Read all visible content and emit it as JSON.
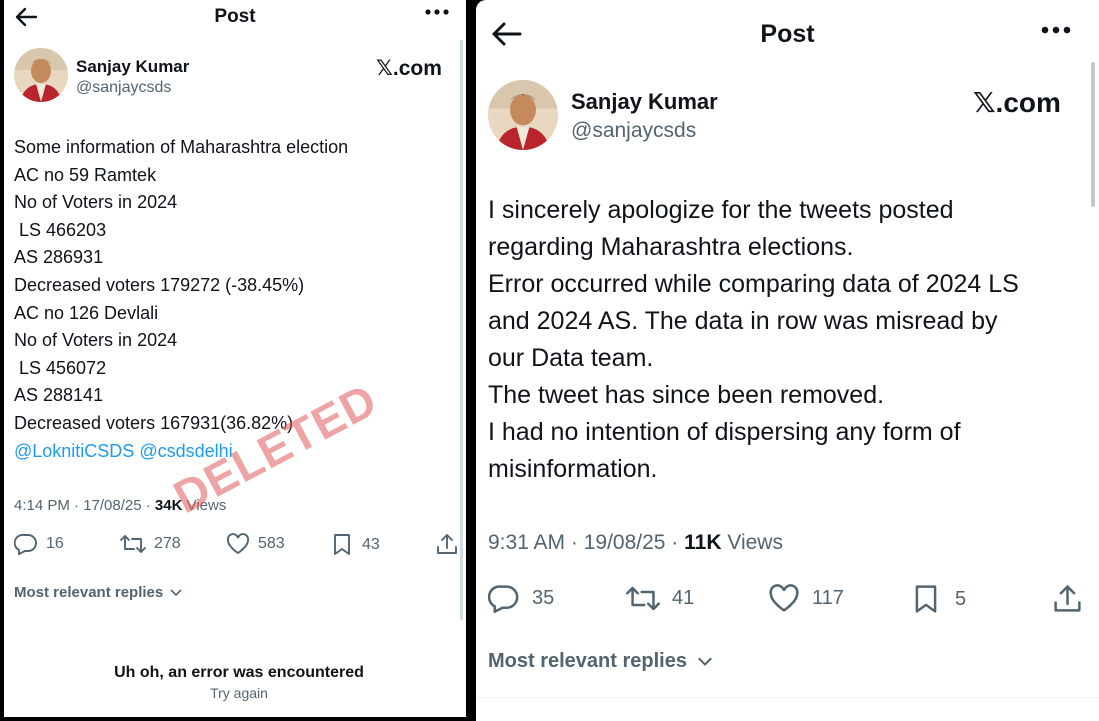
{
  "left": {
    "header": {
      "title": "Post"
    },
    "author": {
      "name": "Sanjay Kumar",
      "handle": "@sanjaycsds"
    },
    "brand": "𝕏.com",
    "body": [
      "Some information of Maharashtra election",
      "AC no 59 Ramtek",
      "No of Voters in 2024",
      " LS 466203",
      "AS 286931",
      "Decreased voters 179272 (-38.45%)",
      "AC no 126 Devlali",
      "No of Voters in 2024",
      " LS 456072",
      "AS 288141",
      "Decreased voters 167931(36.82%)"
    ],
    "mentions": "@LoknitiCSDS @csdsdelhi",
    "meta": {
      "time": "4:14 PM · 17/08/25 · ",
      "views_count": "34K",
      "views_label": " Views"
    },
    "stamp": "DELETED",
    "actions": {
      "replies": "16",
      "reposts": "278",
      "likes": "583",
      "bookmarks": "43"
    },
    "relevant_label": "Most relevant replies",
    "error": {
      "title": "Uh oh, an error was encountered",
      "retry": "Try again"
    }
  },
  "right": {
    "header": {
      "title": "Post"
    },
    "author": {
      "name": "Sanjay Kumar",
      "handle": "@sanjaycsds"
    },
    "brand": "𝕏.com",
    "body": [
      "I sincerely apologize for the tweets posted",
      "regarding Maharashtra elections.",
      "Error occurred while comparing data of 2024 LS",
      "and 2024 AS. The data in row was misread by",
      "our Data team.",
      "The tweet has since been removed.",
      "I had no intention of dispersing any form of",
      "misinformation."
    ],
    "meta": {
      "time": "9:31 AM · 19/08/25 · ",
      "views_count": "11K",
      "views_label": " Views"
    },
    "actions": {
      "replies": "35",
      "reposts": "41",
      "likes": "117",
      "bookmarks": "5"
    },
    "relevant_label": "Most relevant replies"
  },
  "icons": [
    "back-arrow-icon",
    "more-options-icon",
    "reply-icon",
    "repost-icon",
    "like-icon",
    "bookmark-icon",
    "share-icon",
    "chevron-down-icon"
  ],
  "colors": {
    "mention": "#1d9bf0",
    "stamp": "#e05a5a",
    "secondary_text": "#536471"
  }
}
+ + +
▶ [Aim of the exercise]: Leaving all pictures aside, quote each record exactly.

▶ [Response to the exercise]:
Read all visible content and emit it as JSON.
{
  "left": {
    "header": {
      "title": "Post"
    },
    "author": {
      "name": "Sanjay Kumar",
      "handle": "@sanjaycsds"
    },
    "brand": "𝕏.com",
    "body": [
      "Some information of Maharashtra election",
      "AC no 59 Ramtek",
      "No of Voters in 2024",
      " LS 466203",
      "AS 286931",
      "Decreased voters 179272 (-38.45%)",
      "AC no 126 Devlali",
      "No of Voters in 2024",
      " LS 456072",
      "AS 288141",
      "Decreased voters 167931(36.82%)"
    ],
    "mentions": "@LoknitiCSDS @csdsdelhi",
    "meta": {
      "time": "4:14 PM · 17/08/25 · ",
      "views_count": "34K",
      "views_label": " Views"
    },
    "stamp": "DELETED",
    "actions": {
      "replies": "16",
      "reposts": "278",
      "likes": "583",
      "bookmarks": "43"
    },
    "relevant_label": "Most relevant replies",
    "error": {
      "title": "Uh oh, an error was encountered",
      "retry": "Try again"
    }
  },
  "right": {
    "header": {
      "title": "Post"
    },
    "author": {
      "name": "Sanjay Kumar",
      "handle": "@sanjaycsds"
    },
    "brand": "𝕏.com",
    "body": [
      "I sincerely apologize for the tweets posted",
      "regarding Maharashtra elections.",
      "Error occurred while comparing data of 2024 LS",
      "and 2024 AS. The data in row was misread by",
      "our Data team.",
      "The tweet has since been removed.",
      "I had no intention of dispersing any form of",
      "misinformation."
    ],
    "meta": {
      "time": "9:31 AM · 19/08/25 · ",
      "views_count": "11K",
      "views_label": " Views"
    },
    "actions": {
      "replies": "35",
      "reposts": "41",
      "likes": "117",
      "bookmarks": "5"
    },
    "relevant_label": "Most relevant replies"
  },
  "icons": [
    "back-arrow-icon",
    "more-options-icon",
    "reply-icon",
    "repost-icon",
    "like-icon",
    "bookmark-icon",
    "share-icon",
    "chevron-down-icon"
  ],
  "colors": {
    "mention": "#1d9bf0",
    "stamp": "#e05a5a",
    "secondary_text": "#536471"
  }
}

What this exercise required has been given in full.